Come with me into the land of power supplies once again as we set sail into Corsair’s domain. Today, we’ll be looking at the HX1200, a near top of the line 80 Plus Platinum unit that looks to compete with the best in the market.
SUPPLIED BY: Corsair
PRODUCT: HX1200 Platinum
PROD LINK: HX1200 Platinum Product Page
PRICE: $309.99 @ NewEgg
Price is at time of testing!
Okay, I’ve just about had enough of this. First I ask for a cougar and someone sends me a power supply. This week, I ask for a pirate ship, and someone sends me another damn power supply. Sigh. I guess I’m reviewing a power supply, and not pillaging and plundering. You power supply people are always ruining my fun.
Anyway, we’re consorting with Corsair today to review the latest update to the HX series of units in the HX1200 Platinum. This is close to the top of Corsair’s product range, with only the HXi and AXi units above. As is fitting for its place in the market, it comes with Platinum efficiency certification and a ten year warranty. Of course, there’s some marketing on the front of the box like mentions of Japanese capacitors, a fanless mode, and superior voltage regulation, but this is all something we’ve come to expect at this level of the market. It’s then up to people like me, my forty imaginary friends, and my load testing gear to make sure this unit meets with our expectations.
High performance. Premium components. Low noise. Bold words, and they’d best be worth something if Corsair wants a good score later on. This unit competes against the likes of the EVGA P2 units and Seasonic PRIME Titanium’s, and I have high hopes for it indeed. There’s not too much to this side of the box that we don’t already know, but there are a few fresh bullet points the front of the box didn’t mention. Like the depth of the unit (which is actually wrong, by the way – it’s 200mm). We also have some fan curve and efficiency graphs and a load table.
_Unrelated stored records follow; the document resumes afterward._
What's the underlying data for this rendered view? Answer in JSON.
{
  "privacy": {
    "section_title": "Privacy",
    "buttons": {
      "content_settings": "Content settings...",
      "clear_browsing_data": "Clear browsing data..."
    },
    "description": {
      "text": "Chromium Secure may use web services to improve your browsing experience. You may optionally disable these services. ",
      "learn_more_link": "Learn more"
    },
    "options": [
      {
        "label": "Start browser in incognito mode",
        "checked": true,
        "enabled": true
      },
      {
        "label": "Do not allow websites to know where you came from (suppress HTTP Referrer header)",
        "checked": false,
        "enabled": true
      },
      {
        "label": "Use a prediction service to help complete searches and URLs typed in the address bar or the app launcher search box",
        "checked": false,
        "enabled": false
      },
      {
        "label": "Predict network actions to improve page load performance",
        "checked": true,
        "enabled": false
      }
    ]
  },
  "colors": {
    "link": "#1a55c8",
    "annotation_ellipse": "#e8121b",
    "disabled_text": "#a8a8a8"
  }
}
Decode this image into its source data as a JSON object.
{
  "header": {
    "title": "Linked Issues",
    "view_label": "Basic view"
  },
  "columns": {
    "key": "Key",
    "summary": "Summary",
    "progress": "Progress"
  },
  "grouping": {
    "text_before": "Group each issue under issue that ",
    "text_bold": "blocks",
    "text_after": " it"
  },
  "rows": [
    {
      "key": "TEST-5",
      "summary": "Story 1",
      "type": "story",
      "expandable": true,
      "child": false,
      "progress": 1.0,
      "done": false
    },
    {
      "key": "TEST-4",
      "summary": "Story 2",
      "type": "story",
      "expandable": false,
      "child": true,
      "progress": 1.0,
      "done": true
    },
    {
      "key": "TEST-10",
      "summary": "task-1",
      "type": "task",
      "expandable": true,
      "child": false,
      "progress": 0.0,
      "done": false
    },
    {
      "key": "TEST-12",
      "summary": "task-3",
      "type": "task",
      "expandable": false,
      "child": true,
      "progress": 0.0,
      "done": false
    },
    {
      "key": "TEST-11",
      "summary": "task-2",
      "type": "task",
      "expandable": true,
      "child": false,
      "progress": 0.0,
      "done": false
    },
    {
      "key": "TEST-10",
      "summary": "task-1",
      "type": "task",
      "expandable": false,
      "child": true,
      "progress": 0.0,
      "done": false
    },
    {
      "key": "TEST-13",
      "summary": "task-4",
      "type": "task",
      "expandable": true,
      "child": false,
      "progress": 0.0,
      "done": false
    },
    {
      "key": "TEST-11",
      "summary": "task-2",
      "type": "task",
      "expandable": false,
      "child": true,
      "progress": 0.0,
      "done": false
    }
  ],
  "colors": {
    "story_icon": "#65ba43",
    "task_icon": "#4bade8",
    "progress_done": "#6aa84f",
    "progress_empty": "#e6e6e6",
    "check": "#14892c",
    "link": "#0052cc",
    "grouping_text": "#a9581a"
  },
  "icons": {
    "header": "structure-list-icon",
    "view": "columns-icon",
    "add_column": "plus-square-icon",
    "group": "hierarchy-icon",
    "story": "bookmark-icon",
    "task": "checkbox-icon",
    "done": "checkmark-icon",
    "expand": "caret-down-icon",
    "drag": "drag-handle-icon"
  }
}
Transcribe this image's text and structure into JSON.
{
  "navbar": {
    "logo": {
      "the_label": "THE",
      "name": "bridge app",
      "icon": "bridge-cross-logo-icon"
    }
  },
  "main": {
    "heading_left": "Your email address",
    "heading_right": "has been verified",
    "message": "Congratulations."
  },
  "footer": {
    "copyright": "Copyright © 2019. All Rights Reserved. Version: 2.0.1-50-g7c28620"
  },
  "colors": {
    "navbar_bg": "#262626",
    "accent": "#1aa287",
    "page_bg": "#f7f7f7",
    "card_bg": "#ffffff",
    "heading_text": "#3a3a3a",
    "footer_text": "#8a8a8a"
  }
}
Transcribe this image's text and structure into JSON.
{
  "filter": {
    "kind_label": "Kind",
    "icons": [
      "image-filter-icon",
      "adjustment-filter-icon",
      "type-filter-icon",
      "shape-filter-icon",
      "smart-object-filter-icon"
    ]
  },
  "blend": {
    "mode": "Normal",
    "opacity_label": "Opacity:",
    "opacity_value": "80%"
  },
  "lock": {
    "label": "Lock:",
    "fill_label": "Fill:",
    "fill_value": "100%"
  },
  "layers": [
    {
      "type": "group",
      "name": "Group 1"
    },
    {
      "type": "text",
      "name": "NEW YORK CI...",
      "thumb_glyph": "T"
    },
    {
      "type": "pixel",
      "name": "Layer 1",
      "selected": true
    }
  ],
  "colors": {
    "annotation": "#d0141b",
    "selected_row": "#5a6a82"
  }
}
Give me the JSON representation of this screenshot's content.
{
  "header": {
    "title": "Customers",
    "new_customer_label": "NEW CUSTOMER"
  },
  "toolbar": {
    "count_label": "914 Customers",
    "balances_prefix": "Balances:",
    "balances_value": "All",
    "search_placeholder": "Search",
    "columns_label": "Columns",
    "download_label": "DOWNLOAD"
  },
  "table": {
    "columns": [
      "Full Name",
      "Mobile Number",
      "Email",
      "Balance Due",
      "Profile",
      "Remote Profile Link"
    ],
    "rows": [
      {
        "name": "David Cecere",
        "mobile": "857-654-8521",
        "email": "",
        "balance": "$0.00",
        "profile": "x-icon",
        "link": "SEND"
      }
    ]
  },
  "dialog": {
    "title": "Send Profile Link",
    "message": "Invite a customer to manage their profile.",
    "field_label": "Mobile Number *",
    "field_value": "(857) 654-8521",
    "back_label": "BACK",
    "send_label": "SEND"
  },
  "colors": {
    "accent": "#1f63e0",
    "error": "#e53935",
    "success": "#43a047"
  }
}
Marketing is found everywhere on this box. This side tells us nothing we don’t already know, and reaffirms the fact that I didn’t get the bloody pirate ship I asked for. Seriously… just what am I supposed to do with this damn parrot? I’ve already taught him all the dirty words I know, and because I’ve been Canadian since 1980, how to apologize for them in both English and French afterwards.
Why yes, there is still more marketing to talk about here. This time, we find out that this unit is selectable between single and multiple 12V rails. This is a big perk for me… I don’t like units this size able to throw a gob of power down a SATA cable without shutting down if there’s a problem. I’ve said it over and over… multi-rail is not an issue if properly done. I’ll get into whether or not this is the case today on the next page.
The box just doesn’t quit. Fortunately, we do get some more helpful information from it like graphics of the cables and connectors. And because Corsair gets it, the only Berg is off on its own little adapter.
Did you just ask, “Corsair gets what?” You know. IT.
Unpacking the box, we find a bag of cables, bag of power supply, power cord, a warranty guide, a safety guide, a goody bag, and a copy of War and Peace. Oops, my mistake, that’s actually the user guide.
No objections to the documentation today. What’s not here is found at the website.
The goody bag contains some screws, a case sticker, and some zip ties. Everything a growing boy needs to help install his 1200W power supply, except perhaps the biceps needed to lift this dadgum thing.